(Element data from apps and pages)
=-=-=-=-=

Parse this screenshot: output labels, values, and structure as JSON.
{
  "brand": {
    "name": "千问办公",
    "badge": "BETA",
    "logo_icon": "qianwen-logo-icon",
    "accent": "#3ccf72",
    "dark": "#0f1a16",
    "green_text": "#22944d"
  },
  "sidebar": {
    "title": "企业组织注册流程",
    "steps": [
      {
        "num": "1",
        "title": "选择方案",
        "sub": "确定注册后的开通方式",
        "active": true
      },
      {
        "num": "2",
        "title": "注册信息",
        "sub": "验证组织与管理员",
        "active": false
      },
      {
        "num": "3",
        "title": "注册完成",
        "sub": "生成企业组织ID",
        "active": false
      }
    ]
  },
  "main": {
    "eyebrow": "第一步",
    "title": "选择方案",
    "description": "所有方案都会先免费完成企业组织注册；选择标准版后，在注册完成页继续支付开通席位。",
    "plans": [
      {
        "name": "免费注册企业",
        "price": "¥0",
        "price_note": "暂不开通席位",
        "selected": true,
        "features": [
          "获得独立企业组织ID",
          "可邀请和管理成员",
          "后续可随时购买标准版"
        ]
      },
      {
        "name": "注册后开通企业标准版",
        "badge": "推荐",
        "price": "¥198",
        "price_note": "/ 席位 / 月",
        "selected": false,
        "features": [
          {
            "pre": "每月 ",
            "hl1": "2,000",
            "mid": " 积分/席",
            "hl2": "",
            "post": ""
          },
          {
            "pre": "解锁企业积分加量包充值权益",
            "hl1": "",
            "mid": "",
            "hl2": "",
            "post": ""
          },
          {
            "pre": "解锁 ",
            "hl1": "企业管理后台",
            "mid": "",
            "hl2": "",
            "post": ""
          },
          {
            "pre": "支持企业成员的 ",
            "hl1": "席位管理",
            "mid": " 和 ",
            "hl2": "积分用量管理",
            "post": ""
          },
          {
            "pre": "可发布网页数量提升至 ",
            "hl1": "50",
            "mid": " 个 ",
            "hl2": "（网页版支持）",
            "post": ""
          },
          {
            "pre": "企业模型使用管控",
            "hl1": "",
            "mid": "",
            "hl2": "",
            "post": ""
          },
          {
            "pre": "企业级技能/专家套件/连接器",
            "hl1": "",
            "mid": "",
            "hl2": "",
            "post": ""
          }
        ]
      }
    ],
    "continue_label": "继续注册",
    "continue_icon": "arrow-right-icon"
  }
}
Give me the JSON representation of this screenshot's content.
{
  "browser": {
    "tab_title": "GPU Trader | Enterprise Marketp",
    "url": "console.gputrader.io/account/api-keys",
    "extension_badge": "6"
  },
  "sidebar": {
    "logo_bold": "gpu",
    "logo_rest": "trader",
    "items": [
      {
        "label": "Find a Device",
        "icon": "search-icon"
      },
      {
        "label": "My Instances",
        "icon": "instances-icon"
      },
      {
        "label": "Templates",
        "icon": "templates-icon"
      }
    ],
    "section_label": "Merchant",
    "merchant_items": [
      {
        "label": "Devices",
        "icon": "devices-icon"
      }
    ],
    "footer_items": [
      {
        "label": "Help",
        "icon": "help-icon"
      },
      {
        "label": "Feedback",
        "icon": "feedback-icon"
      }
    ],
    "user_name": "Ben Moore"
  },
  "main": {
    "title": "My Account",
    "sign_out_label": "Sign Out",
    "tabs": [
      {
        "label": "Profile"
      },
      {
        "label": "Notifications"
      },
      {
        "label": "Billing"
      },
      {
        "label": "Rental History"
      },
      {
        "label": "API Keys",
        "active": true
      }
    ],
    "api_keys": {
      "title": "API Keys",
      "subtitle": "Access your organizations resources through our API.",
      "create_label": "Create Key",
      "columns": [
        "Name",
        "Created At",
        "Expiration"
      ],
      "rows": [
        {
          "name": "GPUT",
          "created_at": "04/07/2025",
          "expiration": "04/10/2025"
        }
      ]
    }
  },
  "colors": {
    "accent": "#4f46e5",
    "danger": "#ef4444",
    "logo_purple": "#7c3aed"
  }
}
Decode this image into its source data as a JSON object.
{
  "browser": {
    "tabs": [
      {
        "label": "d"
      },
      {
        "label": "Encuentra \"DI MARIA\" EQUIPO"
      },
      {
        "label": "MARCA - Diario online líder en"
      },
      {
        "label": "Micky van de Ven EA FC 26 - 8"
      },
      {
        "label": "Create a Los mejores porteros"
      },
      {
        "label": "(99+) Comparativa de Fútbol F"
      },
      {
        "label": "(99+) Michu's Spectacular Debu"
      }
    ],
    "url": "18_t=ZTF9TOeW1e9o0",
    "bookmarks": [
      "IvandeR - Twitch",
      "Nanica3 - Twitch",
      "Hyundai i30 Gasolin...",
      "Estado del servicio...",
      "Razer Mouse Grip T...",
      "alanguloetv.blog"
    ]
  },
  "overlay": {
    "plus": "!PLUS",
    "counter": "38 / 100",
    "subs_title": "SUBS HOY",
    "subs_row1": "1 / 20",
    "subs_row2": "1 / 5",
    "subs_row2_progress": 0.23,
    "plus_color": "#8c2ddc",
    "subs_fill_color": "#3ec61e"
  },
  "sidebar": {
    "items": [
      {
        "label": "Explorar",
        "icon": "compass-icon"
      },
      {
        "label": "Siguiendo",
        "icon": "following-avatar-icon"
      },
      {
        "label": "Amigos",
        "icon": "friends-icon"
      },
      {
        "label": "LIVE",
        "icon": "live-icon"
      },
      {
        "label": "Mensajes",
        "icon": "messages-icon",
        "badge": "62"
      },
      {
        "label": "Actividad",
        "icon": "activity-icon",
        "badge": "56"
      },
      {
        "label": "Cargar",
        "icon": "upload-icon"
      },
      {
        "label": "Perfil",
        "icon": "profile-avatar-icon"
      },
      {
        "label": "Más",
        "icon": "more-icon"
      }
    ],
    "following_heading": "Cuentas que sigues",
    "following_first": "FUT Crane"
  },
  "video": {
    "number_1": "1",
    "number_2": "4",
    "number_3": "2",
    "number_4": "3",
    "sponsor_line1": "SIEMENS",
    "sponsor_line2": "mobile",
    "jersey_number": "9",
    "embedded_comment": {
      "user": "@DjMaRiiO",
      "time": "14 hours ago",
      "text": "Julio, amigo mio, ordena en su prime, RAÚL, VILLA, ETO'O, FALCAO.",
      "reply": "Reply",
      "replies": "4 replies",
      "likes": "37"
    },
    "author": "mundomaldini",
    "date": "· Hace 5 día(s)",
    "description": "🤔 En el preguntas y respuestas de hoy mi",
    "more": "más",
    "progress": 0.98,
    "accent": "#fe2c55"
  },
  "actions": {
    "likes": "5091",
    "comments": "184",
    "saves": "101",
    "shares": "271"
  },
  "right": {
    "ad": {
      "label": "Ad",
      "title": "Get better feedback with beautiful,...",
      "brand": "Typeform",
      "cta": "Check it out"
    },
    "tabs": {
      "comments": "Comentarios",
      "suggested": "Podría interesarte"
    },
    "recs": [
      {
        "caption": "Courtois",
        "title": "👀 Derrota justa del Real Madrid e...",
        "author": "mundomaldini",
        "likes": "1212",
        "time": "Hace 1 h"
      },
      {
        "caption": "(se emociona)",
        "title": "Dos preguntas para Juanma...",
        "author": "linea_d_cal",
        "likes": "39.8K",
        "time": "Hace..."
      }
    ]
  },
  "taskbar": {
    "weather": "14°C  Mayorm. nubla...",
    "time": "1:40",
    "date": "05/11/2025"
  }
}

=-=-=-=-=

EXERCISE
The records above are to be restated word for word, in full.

TASK ANSWER
Parse this screenshot: output labels, values, and structure as JSON.
{
  "brand": {
    "name": "千问办公",
    "badge": "BETA",
    "logo_icon": "qianwen-logo-icon",
    "accent": "#3ccf72",
    "dark": "#0f1a16",
    "green_text": "#22944d"
  },
  "sidebar": {
    "title": "企业组织注册流程",
    "steps": [
      {
        "num": "1",
        "title": "选择方案",
        "sub": "确定注册后的开通方式",
        "active": true
      },
      {
        "num": "2",
        "title": "注册信息",
        "sub": "验证组织与管理员",
        "active": false
      },
      {
        "num": "3",
        "title": "注册完成",
        "sub": "生成企业组织ID",
        "active": false
      }
    ]
  },
  "main": {
    "eyebrow": "第一步",
    "title": "选择方案",
    "description": "所有方案都会先免费完成企业组织注册；选择标准版后，在注册完成页继续支付开通席位。",
    "plans": [
      {
        "name": "免费注册企业",
        "price": "¥0",
        "price_note": "暂不开通席位",
        "selected": true,
        "features": [
          "获得独立企业组织ID",
          "可邀请和管理成员",
          "后续可随时购买标准版"
        ]
      },
      {
        "name": "注册后开通企业标准版",
        "badge": "推荐",
        "price": "¥198",
        "price_note": "/ 席位 / 月",
        "selected": false,
        "features": [
          {
            "pre": "每月 ",
            "hl1": "2,000",
            "mid": " 积分/席",
            "hl2": "",
            "post": ""
          },
          {
            "pre": "解锁企业积分加量包充值权益",
            "hl1": "",
            "mid": "",
            "hl2": "",
            "post": ""
          },
          {
            "pre": "解锁 ",
            "hl1": "企业管理后台",
            "mid": "",
            "hl2": "",
            "post": ""
          },
          {
            "pre": "支持企业成员的 ",
            "hl1": "席位管理",
            "mid": " 和 ",
            "hl2": "积分用量管理",
            "post": ""
          },
          {
            "pre": "可发布网页数量提升至 ",
            "hl1": "50",
            "mid": " 个 ",
            "hl2": "（网页版支持）",
            "post": ""
          },
          {
            "pre": "企业模型使用管控",
            "hl1": "",
            "mid": "",
            "hl2": "",
            "post": ""
          },
          {
            "pre": "企业级技能/专家套件/连接器",
            "hl1": "",
            "mid": "",
            "hl2": "",
            "post": ""
          }
        ]
      }
    ],
    "continue_label": "继续注册",
    "continue_icon": "arrow-right-icon"
  }
}
Give me the JSON representation of this screenshot's content.
{
  "browser": {
    "tab_title": "GPU Trader | Enterprise Marketp",
    "url": "console.gputrader.io/account/api-keys",
    "extension_badge": "6"
  },
  "sidebar": {
    "logo_bold": "gpu",
    "logo_rest": "trader",
    "items": [
      {
        "label": "Find a Device",
        "icon": "search-icon"
      },
      {
        "label": "My Instances",
        "icon": "instances-icon"
      },
      {
        "label": "Templates",
        "icon": "templates-icon"
      }
    ],
    "section_label": "Merchant",
    "merchant_items": [
      {
        "label": "Devices",
        "icon": "devices-icon"
      }
    ],
    "footer_items": [
      {
        "label": "Help",
        "icon": "help-icon"
      },
      {
        "label": "Feedback",
        "icon": "feedback-icon"
      }
    ],
    "user_name": "Ben Moore"
  },
  "main": {
    "title": "My Account",
    "sign_out_label": "Sign Out",
    "tabs": [
      {
        "label": "Profile"
      },
      {
        "label": "Notifications"
      },
      {
        "label": "Billing"
      },
      {
        "label": "Rental History"
      },
      {
        "label": "API Keys",
        "active": true
      }
    ],
    "api_keys": {
      "title": "API Keys",
      "subtitle": "Access your organizations resources through our API.",
      "create_label": "Create Key",
      "columns": [
        "Name",
        "Created At",
        "Expiration"
      ],
      "rows": [
        {
          "name": "GPUT",
          "created_at": "04/07/2025",
          "expiration": "04/10/2025"
        }
      ]
    }
  },
  "colors": {
    "accent": "#4f46e5",
    "danger": "#ef4444",
    "logo_purple": "#7c3aed"
  }
}
Decode this image into its source data as a JSON object.
{
  "browser": {
    "tabs": [
      {
        "label": "d"
      },
      {
        "label": "Encuentra \"DI MARIA\" EQUIPO"
      },
      {
        "label": "MARCA - Diario online líder en"
      },
      {
        "label": "Micky van de Ven EA FC 26 - 8"
      },
      {
        "label": "Create a Los mejores porteros"
      },
      {
        "label": "(99+) Comparativa de Fútbol F"
      },
      {
        "label": "(99+) Michu's Spectacular Debu"
      }
    ],
    "url": "18_t=ZTF9TOeW1e9o0",
    "bookmarks": [
      "IvandeR - Twitch",
      "Nanica3 - Twitch",
      "Hyundai i30 Gasolin...",
      "Estado del servicio...",
      "Razer Mouse Grip T...",
      "alanguloetv.blog"
    ]
  },
  "overlay": {
    "plus": "!PLUS",
    "counter": "38 / 100",
    "subs_title": "SUBS HOY",
    "subs_row1": "1 / 20",
    "subs_row2": "1 / 5",
    "subs_row2_progress": 0.23,
    "plus_color": "#8c2ddc",
    "subs_fill_color": "#3ec61e"
  },
  "sidebar": {
    "items": [
      {
        "label": "Explorar",
        "icon": "compass-icon"
      },
      {
        "label": "Siguiendo",
        "icon": "following-avatar-icon"
      },
      {
        "label": "Amigos",
        "icon": "friends-icon"
      },
      {
        "label": "LIVE",
        "icon": "live-icon"
      },
      {
        "label": "Mensajes",
        "icon": "messages-icon",
        "badge": "62"
      },
      {
        "label": "Actividad",
        "icon": "activity-icon",
        "badge": "56"
      },
      {
        "label": "Cargar",
        "icon": "upload-icon"
      },
      {
        "label": "Perfil",
        "icon": "profile-avatar-icon"
      },
      {
        "label": "Más",
        "icon": "more-icon"
      }
    ],
    "following_heading": "Cuentas que sigues",
    "following_first": "FUT Crane"
  },
  "video": {
    "number_1": "1",
    "number_2": "4",
    "number_3": "2",
    "number_4": "3",
    "sponsor_line1": "SIEMENS",
    "sponsor_line2": "mobile",
    "jersey_number": "9",
    "embedded_comment": {
      "user": "@DjMaRiiO",
      "time": "14 hours ago",
      "text": "Julio, amigo mio, ordena en su prime, RAÚL, VILLA, ETO'O, FALCAO.",
      "reply": "Reply",
      "replies": "4 replies",
      "likes": "37"
    },
    "author": "mundomaldini",
    "date": "· Hace 5 día(s)",
    "description": "🤔 En el preguntas y respuestas de hoy mi",
    "more": "más",
    "progress": 0.98,
    "accent": "#fe2c55"
  },
  "actions": {
    "likes": "5091",
    "comments": "184",
    "saves": "101",
    "shares": "271"
  },
  "right": {
    "ad": {
      "label": "Ad",
      "title": "Get better feedback with beautiful,...",
      "brand": "Typeform",
      "cta": "Check it out"
    },
    "tabs": {
      "comments": "Comentarios",
      "suggested": "Podría interesarte"
    },
    "recs": [
      {
        "caption": "Courtois",
        "title": "👀 Derrota justa del Real Madrid e...",
        "author": "mundomaldini",
        "likes": "1212",
        "time": "Hace 1 h"
      },
      {
        "caption": "(se emociona)",
        "title": "Dos preguntas para Juanma...",
        "author": "linea_d_cal",
        "likes": "39.8K",
        "time": "Hace..."
      }
    ]
  },
  "taskbar": {
    "weather": "14°C  Mayorm. nubla...",
    "time": "1:40",
    "date": "05/11/2025"
  }
}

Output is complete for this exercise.